December 22, 2023 – In a fiscal disclosure that demands attention, the federal government has reported a budgetary deficit of $15.1 billion for the period spanning April to October this year, with a significant portion, almost $7 billion, incurred in the month of October. Compare that to a $174 million surplus during the same period last year – the contrast is stark.

Revenue Boom, Spending Spree: What’s Happening?

Government revenues have seen a slight uptick of 1.2% ($3 billion), primarily propelled by higher interest revenues and other non-tax revenue streams. However, the buoyancy in revenue is overshadowed by a noteworthy surge in program expenses which escalated by $11.8 billion or 5.4% (excluding net actuarial losses) compared to the corresponding period last year – a spending spree across all major categories.

Public debt charges – caused by past deficits – are skyrocketing and are a major cause of this deficit. From April to October 2023, they are up $7.5 billion, marking a 38.1% surge, predominantly attributable to higher interest rates. Compared to October 2022, public debt charges were up $1.8 billion, or 73.6%.

Revenues and expenses (April to October 2023)

October 2023: A Month to Forget

Canada’s financial rollercoaster hit a low in October, posting a deficit of $6.96 billion. Contrast this with a modest C$1.90 billion deficit in the same month of 2022. Public debt charges seem to be the main reason for this, showcasing the havoc wreaked by higher interest rates.

The Broader Financial Canvas

Zooming out reveals a comprehensive fiscal picture: a $15.1 billion deficit and a non-budgetary transaction requirement of $32.1 billion, resulting in a total financial requirement of $47.2 billion for the April to October 2023 period.

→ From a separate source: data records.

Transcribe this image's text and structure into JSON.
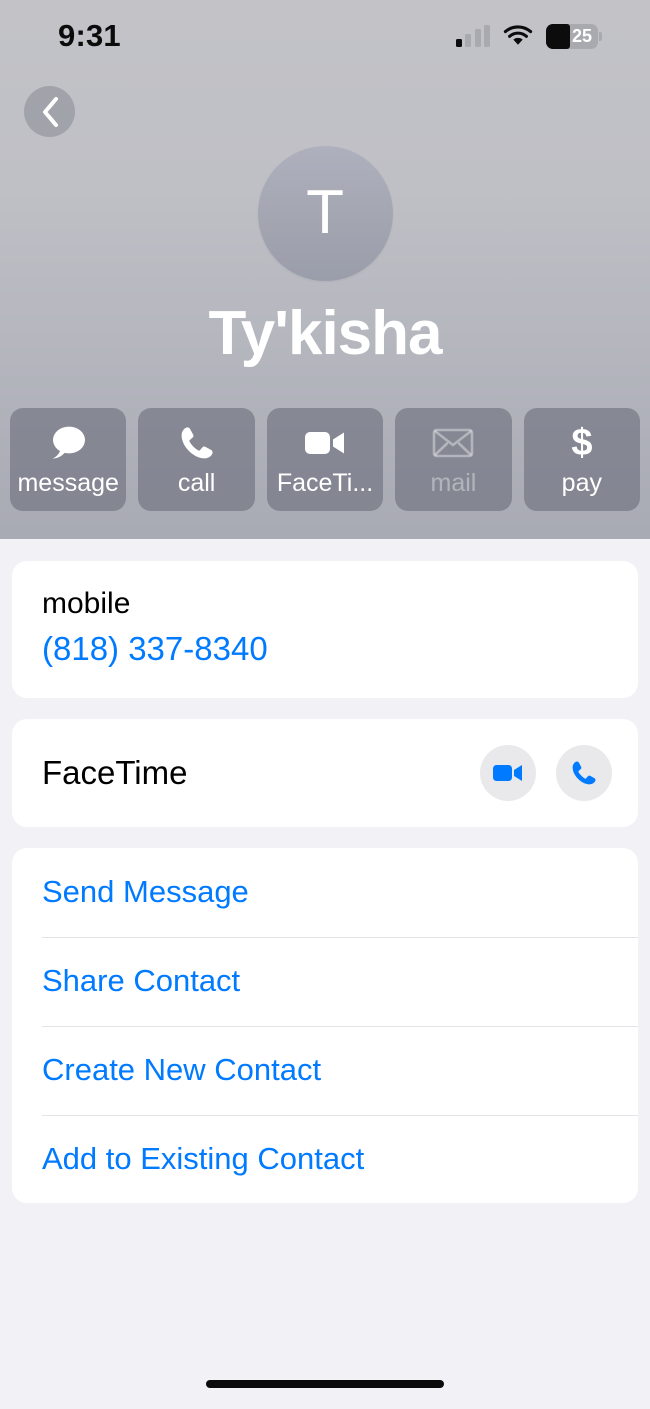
{
  "status_bar": {
    "time": "9:31",
    "cellular_icon": "cellular-signal-icon",
    "cellular_bars_active": 1,
    "wifi_icon": "wifi-icon",
    "battery_icon": "battery-icon",
    "battery_percent": "25"
  },
  "header": {
    "back_icon": "chevron-left-icon",
    "avatar_initial": "T",
    "contact_name": "Ty'kisha",
    "background_color": "#b5b7be"
  },
  "quick_actions": [
    {
      "label": "message",
      "icon": "message-bubble-icon",
      "enabled": true
    },
    {
      "label": "call",
      "icon": "phone-icon",
      "enabled": true
    },
    {
      "label": "FaceTi...",
      "icon": "video-camera-icon",
      "enabled": true
    },
    {
      "label": "mail",
      "icon": "envelope-icon",
      "enabled": false
    },
    {
      "label": "pay",
      "icon": "dollar-sign-icon",
      "enabled": true
    }
  ],
  "phone_card": {
    "label": "mobile",
    "number": "(818) 337-8340"
  },
  "facetime_card": {
    "label": "FaceTime",
    "video_icon": "video-camera-icon",
    "audio_icon": "phone-icon"
  },
  "action_list": [
    {
      "label": "Send Message"
    },
    {
      "label": "Share Contact"
    },
    {
      "label": "Create New Contact"
    },
    {
      "label": "Add to Existing Contact"
    }
  ],
  "colors": {
    "accent_blue": "#007aff",
    "background": "#f1f1f6",
    "card": "#ffffff"
  }
}
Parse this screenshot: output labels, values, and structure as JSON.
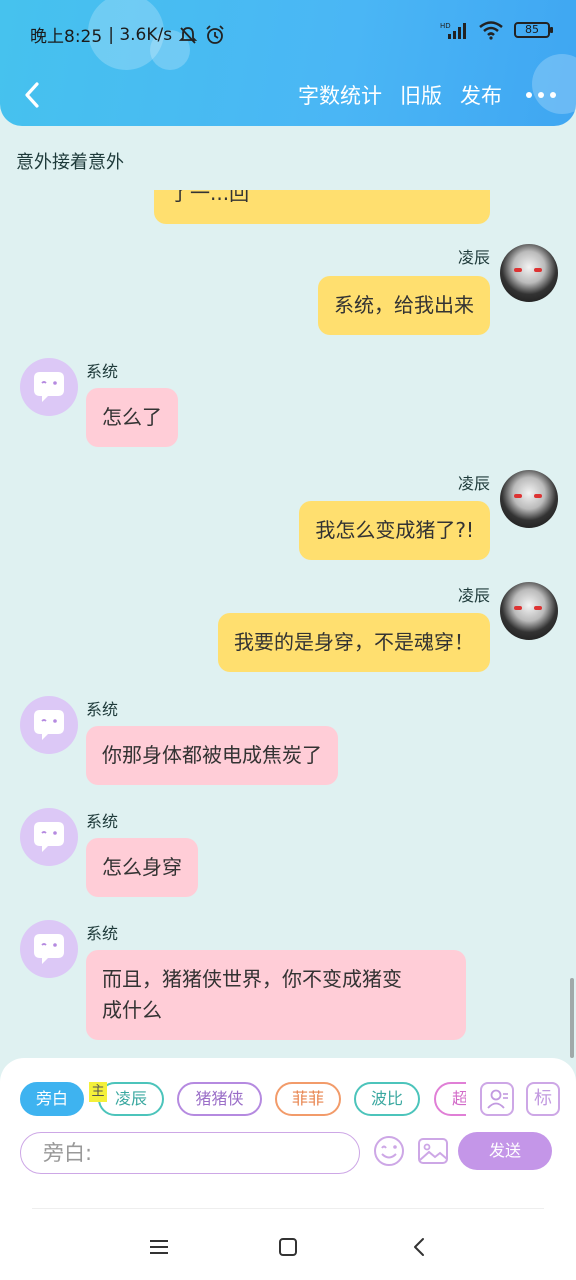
{
  "status_bar": {
    "time": "晚上8:25",
    "speed": "| 3.6K/s",
    "battery": "85",
    "signal_label": "HD"
  },
  "header": {
    "actions": [
      "字数统计",
      "旧版",
      "发布"
    ]
  },
  "story": {
    "title": "意外接着意外"
  },
  "messages": {
    "partial_text": "了一...回",
    "m1": {
      "name": "凌辰",
      "text": "系统，给我出来"
    },
    "m2": {
      "name": "系统",
      "text": "怎么了"
    },
    "m3": {
      "name": "凌辰",
      "text": "我怎么变成猪了?!"
    },
    "m4": {
      "name": "凌辰",
      "text": "我要的是身穿，不是魂穿！"
    },
    "m5": {
      "name": "系统",
      "text": "你那身体都被电成焦炭了"
    },
    "m6": {
      "name": "系统",
      "text": "怎么身穿"
    },
    "m7": {
      "name": "系统",
      "text_line1": "而且，猪猪侠世界，你不变成猪变",
      "text_line2": "成什么"
    }
  },
  "input_panel": {
    "chips": [
      "旁白",
      "凌辰",
      "猪猪侠",
      "菲菲",
      "波比",
      "超"
    ],
    "main_tag": "主",
    "tag_button": "标",
    "placeholder": "旁白:",
    "send_label": "发送"
  },
  "colors": {
    "header_start": "#46c2ee",
    "header_end": "#3fa6f2",
    "page_bg": "#dff1f1",
    "user_bubble": "#ffdf6f",
    "system_bubble": "#ffcdd7",
    "accent_purple": "#c496e8",
    "chip_active": "#3eb3f0"
  }
}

This is a considerable escalation from the $31.2 billion required during the corresponding period the previous year.

In managing this financial challenge, the government financed the $47.2 billion requirement, augmenting cash balances by $11.6 billion through an increase in unmatured debt amounting to $58.8 billion. The issuance of treasury bills played a pivotal role in achieving this financial adjustment.

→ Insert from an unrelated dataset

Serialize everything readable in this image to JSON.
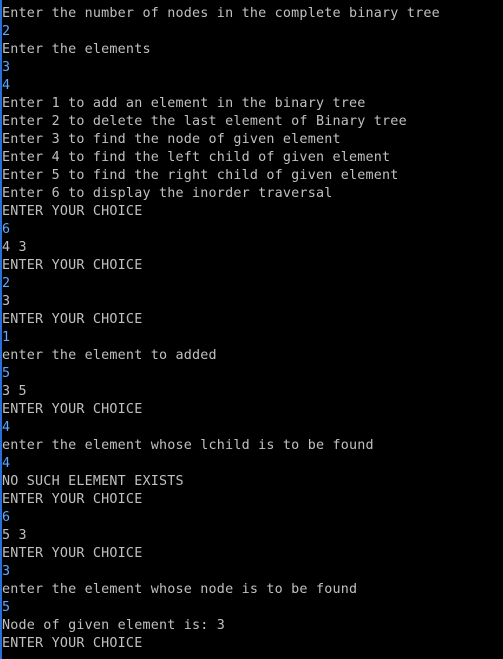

The federal government’s decision to persist in resorting to new debt financing and increased money printing is laying the groundwork for looming future deficits, exacerbating inflationary pressures, and perpetuating a concerning feedback loop of escalating spending. Significant reforms are imperative to bring government spending under control.